An FTC study in 2012 found that one in four consumers probably has mistakes on their credit reports. Based on my experience, I suspect the ratio is higher. Errors can range from duplicated accounts to closed accounts still reporting a payment to incorrectly reported collections.

In order to comply with federal law, the credit bureaus provide a process by which consumers can dispute errors, and consumers used that process 8 million times in 2011. The problem is the process has been described as a “merry-go-round of frustration.” Instead of investigating disputes, the bureaus typically rely on automated systems that result in creditors simply verifying that the report matches what’s in their system, which it should because the creditor provided the erroneous information in the first place. Any information or documentation provided with the dispute tends to be ignored.

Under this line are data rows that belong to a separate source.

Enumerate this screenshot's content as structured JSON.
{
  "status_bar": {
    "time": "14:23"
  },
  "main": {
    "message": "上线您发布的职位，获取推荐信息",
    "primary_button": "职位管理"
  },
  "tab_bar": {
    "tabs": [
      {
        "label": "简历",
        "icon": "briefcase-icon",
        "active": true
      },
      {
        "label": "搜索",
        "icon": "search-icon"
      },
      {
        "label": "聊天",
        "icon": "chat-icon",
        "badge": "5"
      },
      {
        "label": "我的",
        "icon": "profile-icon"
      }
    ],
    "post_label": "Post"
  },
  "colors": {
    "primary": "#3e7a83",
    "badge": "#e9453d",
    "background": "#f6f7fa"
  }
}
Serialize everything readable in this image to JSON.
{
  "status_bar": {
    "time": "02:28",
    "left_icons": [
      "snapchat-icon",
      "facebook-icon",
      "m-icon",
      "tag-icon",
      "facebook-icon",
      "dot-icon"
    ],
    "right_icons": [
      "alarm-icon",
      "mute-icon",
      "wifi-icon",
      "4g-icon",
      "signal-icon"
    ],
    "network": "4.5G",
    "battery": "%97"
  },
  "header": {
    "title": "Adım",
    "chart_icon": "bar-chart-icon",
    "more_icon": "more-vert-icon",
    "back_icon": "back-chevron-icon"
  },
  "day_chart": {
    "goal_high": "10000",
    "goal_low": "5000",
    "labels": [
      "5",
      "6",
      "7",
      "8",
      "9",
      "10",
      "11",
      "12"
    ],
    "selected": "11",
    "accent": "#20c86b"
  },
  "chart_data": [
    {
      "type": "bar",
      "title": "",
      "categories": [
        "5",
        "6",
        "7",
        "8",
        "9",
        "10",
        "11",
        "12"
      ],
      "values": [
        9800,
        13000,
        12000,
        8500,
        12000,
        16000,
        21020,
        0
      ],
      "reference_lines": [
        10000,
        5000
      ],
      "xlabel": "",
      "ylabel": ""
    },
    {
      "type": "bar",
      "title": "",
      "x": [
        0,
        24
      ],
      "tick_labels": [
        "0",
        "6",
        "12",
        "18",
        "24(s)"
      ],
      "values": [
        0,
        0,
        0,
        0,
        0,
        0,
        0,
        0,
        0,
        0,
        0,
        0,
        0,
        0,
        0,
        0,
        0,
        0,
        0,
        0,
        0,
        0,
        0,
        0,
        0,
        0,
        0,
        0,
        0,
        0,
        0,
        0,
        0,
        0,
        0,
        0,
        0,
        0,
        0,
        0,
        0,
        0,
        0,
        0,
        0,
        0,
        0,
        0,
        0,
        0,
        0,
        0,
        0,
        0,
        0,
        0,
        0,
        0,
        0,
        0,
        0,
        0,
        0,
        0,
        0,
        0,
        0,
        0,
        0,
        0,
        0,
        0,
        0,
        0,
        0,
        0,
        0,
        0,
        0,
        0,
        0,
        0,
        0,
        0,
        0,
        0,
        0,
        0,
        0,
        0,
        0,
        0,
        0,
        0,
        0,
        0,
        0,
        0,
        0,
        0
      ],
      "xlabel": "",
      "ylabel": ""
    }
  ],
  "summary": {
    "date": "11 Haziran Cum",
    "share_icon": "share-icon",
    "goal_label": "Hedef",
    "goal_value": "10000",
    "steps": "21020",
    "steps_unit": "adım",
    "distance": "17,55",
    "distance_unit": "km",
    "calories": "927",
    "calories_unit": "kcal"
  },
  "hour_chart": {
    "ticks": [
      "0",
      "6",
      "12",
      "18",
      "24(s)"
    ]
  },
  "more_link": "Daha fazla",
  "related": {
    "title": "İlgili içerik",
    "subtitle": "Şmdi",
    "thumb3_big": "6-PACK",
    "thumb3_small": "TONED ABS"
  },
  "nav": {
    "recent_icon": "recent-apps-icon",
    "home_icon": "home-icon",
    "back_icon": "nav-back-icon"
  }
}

With any luck, that may be changing. Regulators recently required bureaus to update their dispute systems to allow consumers to file them online with supporting documentation. They also have required the bureaus to submit reports to identify which creditors have the greatest number of disputes. While the latter doesn’t make the dispute process any easier, it may give regulators insights into how and why inaccurate information persists on consumer credit reports.

Recent settlement agreements with 32 state attorneys general may have the greatest effect, and we’ll discuss that next time.